Reference: W. C. Kerr, M. G. Killough, A. Saxena, P. J. Swart and A. R. Bishop, Phase Transitions 69, 247-270 (1999)
This page contains results from research on martensitic transformations conducted by Avadh Saxena, Pieter Swart, Alan Bishop, Matt Killough, and me. The first three people are Staff Members at Los Alamos National Laboratory; Avadh and Alan are in the Condensed Matter Theory and Statistical Physics group (T-11), and Pieter is in the Mathematical Modelling and Analysis group (T-7). Matt is a graduate student at the Courant Institute of Mathematical Sciences of New York University.
We have written a paper entitled Role of Elastic Compatibility in Martensitic Texture Evolution (LA-UR 97-4297). Here is the abstract of the paper:

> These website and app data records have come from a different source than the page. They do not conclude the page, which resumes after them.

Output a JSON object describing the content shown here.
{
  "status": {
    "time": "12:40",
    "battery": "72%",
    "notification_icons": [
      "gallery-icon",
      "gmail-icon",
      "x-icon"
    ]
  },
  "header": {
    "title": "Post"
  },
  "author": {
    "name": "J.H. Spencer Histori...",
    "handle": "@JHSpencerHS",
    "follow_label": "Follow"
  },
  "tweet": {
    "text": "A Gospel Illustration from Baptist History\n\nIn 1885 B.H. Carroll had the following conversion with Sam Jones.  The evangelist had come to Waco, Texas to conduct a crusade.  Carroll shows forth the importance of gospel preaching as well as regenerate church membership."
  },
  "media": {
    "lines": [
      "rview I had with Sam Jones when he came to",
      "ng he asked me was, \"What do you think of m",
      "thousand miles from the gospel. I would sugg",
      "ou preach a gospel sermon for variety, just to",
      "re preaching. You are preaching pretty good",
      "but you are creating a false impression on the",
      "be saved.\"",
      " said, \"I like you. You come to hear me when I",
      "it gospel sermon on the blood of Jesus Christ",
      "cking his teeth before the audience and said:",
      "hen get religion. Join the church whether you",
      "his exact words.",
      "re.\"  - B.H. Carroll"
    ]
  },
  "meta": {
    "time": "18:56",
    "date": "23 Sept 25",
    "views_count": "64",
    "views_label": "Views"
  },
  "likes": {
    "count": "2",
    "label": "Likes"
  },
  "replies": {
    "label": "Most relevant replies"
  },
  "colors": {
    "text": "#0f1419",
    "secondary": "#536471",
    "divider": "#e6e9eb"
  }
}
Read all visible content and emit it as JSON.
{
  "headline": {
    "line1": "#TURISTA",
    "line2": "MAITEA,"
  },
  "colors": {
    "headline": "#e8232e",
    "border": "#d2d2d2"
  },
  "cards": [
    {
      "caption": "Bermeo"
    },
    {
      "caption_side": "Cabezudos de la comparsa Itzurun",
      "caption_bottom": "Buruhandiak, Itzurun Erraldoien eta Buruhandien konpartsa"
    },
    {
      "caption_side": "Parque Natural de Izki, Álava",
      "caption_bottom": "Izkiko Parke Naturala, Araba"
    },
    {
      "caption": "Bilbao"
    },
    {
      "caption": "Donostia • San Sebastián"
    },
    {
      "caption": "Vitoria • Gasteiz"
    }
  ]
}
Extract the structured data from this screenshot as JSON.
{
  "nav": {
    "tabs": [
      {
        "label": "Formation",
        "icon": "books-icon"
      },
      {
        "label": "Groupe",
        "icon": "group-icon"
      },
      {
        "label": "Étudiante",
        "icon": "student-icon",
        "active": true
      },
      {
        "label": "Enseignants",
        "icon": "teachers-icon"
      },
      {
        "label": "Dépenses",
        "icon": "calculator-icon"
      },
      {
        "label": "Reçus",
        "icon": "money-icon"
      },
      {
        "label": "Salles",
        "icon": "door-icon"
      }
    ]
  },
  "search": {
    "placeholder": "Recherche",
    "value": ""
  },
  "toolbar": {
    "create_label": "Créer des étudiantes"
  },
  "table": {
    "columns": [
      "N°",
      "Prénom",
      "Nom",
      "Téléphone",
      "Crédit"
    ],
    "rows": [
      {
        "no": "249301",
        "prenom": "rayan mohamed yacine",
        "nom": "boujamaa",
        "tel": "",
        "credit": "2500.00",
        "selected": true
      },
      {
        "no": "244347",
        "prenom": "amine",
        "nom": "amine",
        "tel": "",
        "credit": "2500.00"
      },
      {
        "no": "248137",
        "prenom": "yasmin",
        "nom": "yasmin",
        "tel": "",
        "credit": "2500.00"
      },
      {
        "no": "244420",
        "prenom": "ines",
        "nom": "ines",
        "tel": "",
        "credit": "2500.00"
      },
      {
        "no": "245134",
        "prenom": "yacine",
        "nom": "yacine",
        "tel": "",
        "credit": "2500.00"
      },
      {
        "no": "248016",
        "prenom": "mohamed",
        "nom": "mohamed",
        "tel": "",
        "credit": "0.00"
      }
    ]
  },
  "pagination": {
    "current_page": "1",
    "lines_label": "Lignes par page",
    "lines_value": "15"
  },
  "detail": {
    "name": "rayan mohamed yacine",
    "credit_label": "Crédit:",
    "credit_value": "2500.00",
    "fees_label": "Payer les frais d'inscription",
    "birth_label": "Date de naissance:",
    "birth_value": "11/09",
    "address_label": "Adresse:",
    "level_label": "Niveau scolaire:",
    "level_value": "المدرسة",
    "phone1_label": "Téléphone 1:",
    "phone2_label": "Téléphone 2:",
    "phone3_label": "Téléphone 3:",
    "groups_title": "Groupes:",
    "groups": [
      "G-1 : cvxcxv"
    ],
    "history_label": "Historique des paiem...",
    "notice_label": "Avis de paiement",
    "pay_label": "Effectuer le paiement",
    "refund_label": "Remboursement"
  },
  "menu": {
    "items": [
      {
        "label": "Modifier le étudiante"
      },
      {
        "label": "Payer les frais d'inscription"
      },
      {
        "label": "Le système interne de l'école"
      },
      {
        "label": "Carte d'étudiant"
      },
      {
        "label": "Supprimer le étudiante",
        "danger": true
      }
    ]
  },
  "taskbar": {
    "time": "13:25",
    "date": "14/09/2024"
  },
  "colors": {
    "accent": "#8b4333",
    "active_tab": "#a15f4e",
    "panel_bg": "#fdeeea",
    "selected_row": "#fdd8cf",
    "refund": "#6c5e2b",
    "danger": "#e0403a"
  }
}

We have employed the time-dependent Ginzburg-Landau (TGDL) method to analyze the time evolution of strain fields in a model for materials with martensitic phase transformations. The free energy functional is expressed in terms of the components of the strain tensor, and its functional derivatives with respect to these components give their rate of change. However, the components of the strain tensor are not independent fields; rather, they are related by the Saint-Venant compatibility condition. This condition imposes constraints on the variations of the strain tensor components needed to obtain the equations of motion. We have been able to incorporate these constraints in the TDGL procedure, and they introduce extra terms into the equations that effectively act as long-range, anisotropic elastic interactions. The latter govern the types of elastic textures that may emerge during a martensitic transformation. The results from the solution of these evolution equations exhibit fine and coarse tweed, the appearance of twinning, and tip splitting.
Clicking on the title above leads you to a Postscript file of this paper. Color Postscript files of the figures are in these files: Figure 1, Figure2, Figure 3, Figure 4, Figure 5, Figure 6, Figure 7, Figure 8, Figure 9, Figure 10, and Figure 11.
The figures are snapshots from movies which show results from the computer solution of our equations of motion. The paper describes three different simulations, and the mpeg files for those simulations are here. Clicking on the names below takes you to those movies. However, if you try to view the movies on a computer running Windows 95 with a typical viewer, you may not be able to see them. They are not in the "constrained standard" of 352x240 pixels. You will need to use a viewer that displays mpeg files with arbitrary dimensions. Your browser may lead you to a plugin that will work. If you are viewing them from a Unix computer, you should have no problem.
Here are the three movies: